De Beers hit another sales record in 2004, when rough sales through its Diamond Trading Company jumped 3 percent, to hit $5.7 billion.
A statement noted that during 2004, “the DTC raised its rough-diamond prices on three occasions, the cumulative effect of which was that sales by the DTC in 2004 were at prices, on average, 14 percent higher than in 2003.” The first sight of 2005 also saw a 3 percent increase.
Headline earnings for the year were $652 million, 11 percent higher than for 2003.
The statement called 2004 “another good year for the diamond industry.” It said that global diamond-jewelry retail sales rose 6 percent in local currency, and 8 percent in U.S. dollars. It said the United States “reports a solid Christmas season overall, despite concerns over high personal debt levels.”
Executives credited the company’s Supplier of Choice strategy for the rise in both De Beers’ and overall sales. “We have seen a proliferation of brands, we have seen marketing through efficient channels, and both of these have contributed to the performance,” said Nicky Oppenheimer, company chairman, in a conference call following release of the results.
Managing director Gary Ralfe added the results “give us great confidence that under Supplier of Choice we now have the right suite of strategies to be driving demand downstream.”
The statement included a few cautionary notes, stating that “levels of polished stocks in the cutting centers declined but cutting-center bank debt continued to climb in line with the increase in the volume of trade. However, the lending banks seem reasonably comfortable with the ability of the trade to finance the higher level of debt.”

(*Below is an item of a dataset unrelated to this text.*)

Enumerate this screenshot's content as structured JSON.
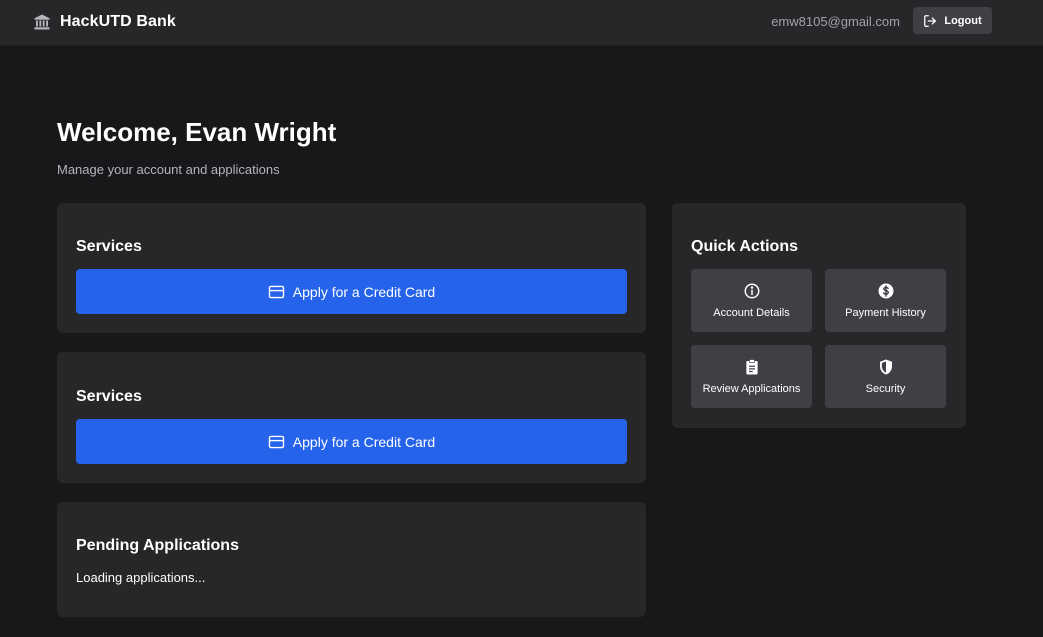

It also noted that “2005 is likely to be a more challenging year for the diamond industry. However, with the transformation of the industry that has taken place over the last few years, there is now growing evidence that diamonds are competing favorably with other luxury products.”